BEGIN

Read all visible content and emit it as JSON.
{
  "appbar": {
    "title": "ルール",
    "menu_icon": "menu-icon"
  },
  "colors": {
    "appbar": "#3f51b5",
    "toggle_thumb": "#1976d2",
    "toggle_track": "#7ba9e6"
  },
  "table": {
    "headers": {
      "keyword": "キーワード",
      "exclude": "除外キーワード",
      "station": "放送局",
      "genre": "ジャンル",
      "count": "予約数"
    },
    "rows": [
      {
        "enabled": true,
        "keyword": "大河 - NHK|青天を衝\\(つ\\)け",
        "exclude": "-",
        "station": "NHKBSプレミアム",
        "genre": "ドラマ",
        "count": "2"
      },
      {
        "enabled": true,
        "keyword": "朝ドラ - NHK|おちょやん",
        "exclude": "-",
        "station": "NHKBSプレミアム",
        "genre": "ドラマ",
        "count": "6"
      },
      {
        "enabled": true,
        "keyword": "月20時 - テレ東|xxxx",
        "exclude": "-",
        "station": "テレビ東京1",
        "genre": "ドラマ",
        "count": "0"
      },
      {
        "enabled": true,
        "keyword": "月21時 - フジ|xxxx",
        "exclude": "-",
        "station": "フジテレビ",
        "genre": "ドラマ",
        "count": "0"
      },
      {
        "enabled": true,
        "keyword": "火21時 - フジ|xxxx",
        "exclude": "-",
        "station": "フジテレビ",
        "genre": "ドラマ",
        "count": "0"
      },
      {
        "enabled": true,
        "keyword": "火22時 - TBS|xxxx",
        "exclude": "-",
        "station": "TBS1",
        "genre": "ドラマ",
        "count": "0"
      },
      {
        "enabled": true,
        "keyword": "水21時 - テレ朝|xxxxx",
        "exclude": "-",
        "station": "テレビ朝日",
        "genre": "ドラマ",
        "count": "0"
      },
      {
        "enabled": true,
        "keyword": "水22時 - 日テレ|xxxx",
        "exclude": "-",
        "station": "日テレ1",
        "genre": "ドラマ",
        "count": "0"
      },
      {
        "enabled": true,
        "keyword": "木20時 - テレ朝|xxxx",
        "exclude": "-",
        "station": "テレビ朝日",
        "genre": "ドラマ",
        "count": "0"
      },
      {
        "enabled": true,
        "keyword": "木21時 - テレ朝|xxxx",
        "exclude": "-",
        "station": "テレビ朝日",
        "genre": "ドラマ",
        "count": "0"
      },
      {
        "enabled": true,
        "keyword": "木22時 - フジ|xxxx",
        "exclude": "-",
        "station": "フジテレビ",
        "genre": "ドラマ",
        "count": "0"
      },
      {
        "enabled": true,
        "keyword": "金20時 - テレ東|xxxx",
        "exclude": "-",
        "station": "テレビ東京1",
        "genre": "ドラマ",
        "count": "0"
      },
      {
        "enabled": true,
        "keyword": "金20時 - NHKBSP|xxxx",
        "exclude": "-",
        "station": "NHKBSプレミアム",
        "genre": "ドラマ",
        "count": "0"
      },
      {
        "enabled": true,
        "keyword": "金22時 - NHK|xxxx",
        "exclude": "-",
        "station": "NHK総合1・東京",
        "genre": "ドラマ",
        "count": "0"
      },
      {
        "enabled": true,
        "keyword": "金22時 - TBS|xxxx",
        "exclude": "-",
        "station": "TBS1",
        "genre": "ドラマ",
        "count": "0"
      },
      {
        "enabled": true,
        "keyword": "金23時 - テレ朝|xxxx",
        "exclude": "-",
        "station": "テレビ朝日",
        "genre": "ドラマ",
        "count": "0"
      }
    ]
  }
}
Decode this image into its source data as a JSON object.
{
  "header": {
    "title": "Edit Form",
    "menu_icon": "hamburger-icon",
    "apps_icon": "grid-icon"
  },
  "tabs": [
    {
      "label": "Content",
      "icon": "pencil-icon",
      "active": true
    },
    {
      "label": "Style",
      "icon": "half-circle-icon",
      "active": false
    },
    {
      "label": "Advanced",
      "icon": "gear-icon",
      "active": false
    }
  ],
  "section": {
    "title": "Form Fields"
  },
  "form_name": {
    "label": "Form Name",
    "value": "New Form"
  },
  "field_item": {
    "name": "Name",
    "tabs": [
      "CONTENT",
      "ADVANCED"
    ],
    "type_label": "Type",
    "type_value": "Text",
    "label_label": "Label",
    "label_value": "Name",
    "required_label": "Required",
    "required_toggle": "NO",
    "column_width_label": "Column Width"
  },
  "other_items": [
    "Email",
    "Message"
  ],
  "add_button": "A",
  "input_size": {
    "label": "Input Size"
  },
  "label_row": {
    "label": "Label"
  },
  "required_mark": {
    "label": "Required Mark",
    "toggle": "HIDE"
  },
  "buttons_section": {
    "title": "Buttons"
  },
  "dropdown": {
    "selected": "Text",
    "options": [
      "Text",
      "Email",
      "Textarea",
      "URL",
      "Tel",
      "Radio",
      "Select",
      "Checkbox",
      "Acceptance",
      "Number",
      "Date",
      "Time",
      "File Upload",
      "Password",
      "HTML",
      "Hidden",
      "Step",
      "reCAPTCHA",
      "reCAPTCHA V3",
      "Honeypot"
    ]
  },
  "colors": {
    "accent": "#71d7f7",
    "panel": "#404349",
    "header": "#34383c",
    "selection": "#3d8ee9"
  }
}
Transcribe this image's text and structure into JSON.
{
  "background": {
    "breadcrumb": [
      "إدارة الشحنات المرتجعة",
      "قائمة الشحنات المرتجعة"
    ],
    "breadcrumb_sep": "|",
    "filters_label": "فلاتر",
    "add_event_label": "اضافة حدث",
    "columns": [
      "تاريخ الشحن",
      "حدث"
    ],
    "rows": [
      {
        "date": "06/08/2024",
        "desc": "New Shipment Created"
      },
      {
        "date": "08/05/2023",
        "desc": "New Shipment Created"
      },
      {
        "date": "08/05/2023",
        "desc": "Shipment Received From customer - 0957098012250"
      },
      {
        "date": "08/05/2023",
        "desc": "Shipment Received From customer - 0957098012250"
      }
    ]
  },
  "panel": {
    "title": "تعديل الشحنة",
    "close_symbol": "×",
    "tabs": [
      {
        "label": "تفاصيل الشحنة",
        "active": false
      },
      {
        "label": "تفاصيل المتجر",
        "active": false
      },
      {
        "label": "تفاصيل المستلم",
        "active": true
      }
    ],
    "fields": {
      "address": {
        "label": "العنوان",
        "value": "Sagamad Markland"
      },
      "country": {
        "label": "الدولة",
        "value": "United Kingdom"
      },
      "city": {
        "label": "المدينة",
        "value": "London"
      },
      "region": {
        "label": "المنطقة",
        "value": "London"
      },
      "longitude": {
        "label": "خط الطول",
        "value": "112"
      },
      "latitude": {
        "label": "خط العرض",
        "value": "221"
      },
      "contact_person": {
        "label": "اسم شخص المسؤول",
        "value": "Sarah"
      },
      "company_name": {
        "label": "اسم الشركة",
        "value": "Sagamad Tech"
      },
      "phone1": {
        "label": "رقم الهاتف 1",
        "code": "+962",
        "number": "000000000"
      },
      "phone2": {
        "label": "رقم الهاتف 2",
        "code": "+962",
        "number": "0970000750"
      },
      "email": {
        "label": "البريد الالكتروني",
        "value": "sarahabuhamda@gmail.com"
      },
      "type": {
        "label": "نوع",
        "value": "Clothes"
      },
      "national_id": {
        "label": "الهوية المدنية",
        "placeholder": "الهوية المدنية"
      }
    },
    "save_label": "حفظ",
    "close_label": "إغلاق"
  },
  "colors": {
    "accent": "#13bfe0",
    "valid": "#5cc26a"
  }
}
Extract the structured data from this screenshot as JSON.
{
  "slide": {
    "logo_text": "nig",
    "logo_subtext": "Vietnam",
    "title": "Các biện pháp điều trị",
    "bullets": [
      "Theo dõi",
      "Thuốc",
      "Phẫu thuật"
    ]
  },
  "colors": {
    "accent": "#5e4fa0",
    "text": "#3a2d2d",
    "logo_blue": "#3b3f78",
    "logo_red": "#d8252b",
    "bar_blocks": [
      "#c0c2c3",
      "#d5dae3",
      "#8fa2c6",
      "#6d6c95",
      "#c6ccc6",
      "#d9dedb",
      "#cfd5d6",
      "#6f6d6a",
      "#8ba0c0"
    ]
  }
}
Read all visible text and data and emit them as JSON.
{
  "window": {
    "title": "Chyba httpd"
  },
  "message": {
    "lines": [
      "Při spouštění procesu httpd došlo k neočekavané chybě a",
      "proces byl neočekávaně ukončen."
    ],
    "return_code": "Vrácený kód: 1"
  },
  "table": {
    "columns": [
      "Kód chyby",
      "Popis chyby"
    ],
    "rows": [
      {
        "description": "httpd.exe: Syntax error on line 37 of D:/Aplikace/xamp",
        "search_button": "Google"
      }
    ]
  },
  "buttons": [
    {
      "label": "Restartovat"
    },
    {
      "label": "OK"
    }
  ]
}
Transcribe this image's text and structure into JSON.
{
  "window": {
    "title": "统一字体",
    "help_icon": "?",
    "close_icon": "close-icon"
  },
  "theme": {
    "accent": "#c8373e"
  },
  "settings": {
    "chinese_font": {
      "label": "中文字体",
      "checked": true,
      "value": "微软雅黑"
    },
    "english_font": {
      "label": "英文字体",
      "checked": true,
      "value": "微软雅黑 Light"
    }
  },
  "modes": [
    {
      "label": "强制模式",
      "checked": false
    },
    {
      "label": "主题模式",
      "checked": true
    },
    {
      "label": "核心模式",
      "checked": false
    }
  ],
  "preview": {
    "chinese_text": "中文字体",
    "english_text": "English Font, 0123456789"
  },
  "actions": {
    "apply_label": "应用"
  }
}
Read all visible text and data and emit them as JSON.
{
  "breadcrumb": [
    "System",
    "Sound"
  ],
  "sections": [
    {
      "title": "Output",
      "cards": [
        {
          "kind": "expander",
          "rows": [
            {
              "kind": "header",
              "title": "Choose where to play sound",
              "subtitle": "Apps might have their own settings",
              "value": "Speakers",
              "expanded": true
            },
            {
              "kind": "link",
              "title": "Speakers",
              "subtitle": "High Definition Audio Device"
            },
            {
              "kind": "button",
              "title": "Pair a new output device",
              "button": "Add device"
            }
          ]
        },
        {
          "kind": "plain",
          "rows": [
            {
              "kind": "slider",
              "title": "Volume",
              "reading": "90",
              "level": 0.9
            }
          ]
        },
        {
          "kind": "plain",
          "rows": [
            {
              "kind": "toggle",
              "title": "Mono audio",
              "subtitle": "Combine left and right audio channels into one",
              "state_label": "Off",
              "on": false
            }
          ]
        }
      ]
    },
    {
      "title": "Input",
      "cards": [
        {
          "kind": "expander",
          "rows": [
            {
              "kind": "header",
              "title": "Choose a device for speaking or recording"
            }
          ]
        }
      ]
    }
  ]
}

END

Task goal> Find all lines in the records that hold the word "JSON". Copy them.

Result of the task>
Read all visible content and emit it as JSON.
Decode this image into its source data as a JSON object.
Transcribe this image's text and structure into JSON.
Extract the structured data from this screenshot as JSON.
Read all visible text and data and emit them as JSON.
Transcribe this image's text and structure into JSON.
Read all visible text and data and emit them as JSON.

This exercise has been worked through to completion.